In general, poor eating habits can make your body less healthy; it is harder to fight off infections, regenerate skin, and control inflammation when you are missing key nutrients. Furthermore, the body’s reaction to certain food (milk, sugars, fats) can be seen in your skin. For more information take a look at this article.
What is seborrheic keratosis and how can I prevent it?
Seborrheic keratosis is a benign (non-carcinogenic) skin growth, that appears as a tan to black waxy bump, similar to a wart. It differs from other growth in that it only involves the top layer of skin (epidermis), giving it a “pasted-on” appearance. This condition is highly prevalent; it typically begins in middle-age and is found on most people over age 50. While the specific cause is unknown, these growths can be removed by freezing with liquid nitrogen, laser therapy, or scraping. Because they are associated with age and genetics, it is not possible to completely prevent seborrheic keratosis growths. However, regular exfoliation and the use of lotions containing glycolic acid, beta hydroxy, or lactic acid can help to thin their appearance by preventing the buildup of dead skin cells.

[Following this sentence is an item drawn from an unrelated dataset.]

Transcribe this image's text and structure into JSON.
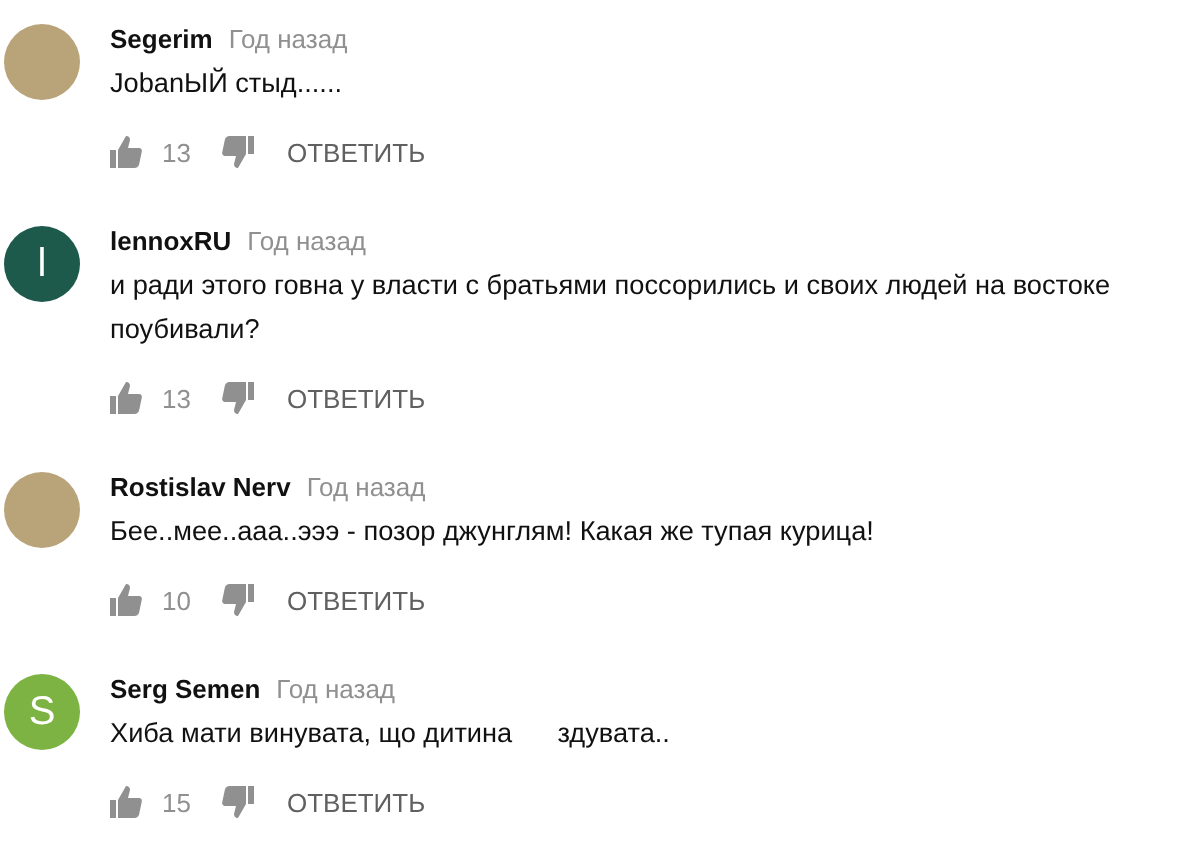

What is the easiest, non-laser scar removal treatment?
The first step is prevention; keeping wounds clean helps to speed up the healing process and prevent scar formation. Keloid scars occur when excess fibrous tissue accumulates over a wound site, while pitted scars are caused by deep cystic acne.
Medical non-laser options include dermabrasion, steroid injections, collagen injections, punch grafts, surgical scar revisions, and fat transfer procedures. The type of treatment your dermatologist will recommend depends on the type of scar. When used correctly, tretinoin can help reduce the appearance of acne scars by promoting collagen growth and skin-cell turnover.
An alternative approach to medical options would be lactic acid, which is derived from milk and is also naturally occurring in your body. It causes gentle exfoliation of the top layer of the skin. You may seek a professional peel or find serums and masks containing lactic acid. Another option includes a shea butter-based soothing balm that creates an occlusive seal to keep the area moist, prevent accumulation of dead skin.
Big thanks to Dr. Cunningham for taking the time to answer these questions!